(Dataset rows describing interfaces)

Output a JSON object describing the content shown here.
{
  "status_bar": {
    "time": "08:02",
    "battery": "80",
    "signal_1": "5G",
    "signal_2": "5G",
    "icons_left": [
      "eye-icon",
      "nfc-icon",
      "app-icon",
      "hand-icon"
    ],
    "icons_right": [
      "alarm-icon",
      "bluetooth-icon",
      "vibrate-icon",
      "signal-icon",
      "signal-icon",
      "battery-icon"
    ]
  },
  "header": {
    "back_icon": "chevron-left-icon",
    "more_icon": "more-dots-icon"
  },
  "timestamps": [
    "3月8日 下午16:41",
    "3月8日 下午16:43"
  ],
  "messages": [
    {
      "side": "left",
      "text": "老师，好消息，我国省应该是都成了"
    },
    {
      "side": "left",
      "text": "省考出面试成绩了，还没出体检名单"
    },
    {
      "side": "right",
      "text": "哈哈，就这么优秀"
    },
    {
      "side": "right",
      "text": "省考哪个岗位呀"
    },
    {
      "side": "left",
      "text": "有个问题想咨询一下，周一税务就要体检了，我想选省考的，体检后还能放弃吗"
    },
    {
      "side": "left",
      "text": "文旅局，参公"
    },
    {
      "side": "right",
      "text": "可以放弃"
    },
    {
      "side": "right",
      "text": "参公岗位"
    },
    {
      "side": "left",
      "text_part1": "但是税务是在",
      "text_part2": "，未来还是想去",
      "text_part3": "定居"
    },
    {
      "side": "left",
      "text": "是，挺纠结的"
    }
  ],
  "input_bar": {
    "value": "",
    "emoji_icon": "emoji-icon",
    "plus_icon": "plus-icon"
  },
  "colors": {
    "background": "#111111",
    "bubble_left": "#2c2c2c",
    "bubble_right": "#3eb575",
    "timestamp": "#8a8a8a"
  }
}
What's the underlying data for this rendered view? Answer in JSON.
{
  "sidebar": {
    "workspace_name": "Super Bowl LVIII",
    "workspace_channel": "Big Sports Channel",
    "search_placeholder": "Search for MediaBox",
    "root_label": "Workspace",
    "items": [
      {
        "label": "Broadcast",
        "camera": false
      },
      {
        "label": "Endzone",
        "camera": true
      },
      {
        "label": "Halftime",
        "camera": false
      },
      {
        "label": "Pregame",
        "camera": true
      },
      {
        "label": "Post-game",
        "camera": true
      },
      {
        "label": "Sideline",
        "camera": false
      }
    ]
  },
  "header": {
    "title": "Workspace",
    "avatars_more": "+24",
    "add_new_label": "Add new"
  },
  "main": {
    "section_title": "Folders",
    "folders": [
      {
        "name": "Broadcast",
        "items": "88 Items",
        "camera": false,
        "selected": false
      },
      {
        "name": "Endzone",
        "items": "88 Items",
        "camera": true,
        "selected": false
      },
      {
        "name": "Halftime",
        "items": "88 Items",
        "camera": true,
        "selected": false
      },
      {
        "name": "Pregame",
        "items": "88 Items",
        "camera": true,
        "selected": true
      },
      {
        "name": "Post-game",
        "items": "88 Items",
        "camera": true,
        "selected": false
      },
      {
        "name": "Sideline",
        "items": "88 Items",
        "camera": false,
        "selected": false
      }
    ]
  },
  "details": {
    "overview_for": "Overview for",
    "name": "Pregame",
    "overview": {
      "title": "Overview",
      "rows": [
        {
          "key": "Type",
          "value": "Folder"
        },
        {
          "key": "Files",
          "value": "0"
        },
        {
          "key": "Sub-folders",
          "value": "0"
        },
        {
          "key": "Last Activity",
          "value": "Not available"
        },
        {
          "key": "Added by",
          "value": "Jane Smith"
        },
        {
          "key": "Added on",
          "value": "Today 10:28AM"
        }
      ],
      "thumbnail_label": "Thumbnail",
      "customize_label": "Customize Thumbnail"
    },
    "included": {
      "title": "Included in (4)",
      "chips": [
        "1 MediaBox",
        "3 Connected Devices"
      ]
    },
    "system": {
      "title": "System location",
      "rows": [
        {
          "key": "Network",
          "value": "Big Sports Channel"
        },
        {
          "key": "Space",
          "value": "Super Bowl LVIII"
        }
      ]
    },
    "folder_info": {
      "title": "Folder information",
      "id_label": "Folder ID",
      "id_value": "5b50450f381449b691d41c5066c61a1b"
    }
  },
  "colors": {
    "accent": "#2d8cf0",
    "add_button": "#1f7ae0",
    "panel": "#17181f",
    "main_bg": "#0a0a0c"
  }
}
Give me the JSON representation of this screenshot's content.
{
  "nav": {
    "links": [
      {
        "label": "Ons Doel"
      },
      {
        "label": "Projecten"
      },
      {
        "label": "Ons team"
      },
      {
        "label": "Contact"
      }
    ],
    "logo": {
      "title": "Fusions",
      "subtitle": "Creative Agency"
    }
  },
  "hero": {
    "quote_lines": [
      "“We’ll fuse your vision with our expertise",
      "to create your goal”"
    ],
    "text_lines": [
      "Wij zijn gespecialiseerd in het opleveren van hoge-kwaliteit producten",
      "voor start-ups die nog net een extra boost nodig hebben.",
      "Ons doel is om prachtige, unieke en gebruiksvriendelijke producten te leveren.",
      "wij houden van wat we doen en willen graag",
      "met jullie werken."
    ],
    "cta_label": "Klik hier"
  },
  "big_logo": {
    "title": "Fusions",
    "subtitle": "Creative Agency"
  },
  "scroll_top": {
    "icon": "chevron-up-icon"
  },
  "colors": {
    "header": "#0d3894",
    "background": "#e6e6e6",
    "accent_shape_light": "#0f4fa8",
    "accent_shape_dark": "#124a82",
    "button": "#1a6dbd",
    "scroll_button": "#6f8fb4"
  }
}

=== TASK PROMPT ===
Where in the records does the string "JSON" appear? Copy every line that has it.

=== COMPLETED EXERCISE ===
Output a JSON object describing the content shown here.
What's the underlying data for this rendered view? Answer in JSON.
Give me the JSON representation of this screenshot's content.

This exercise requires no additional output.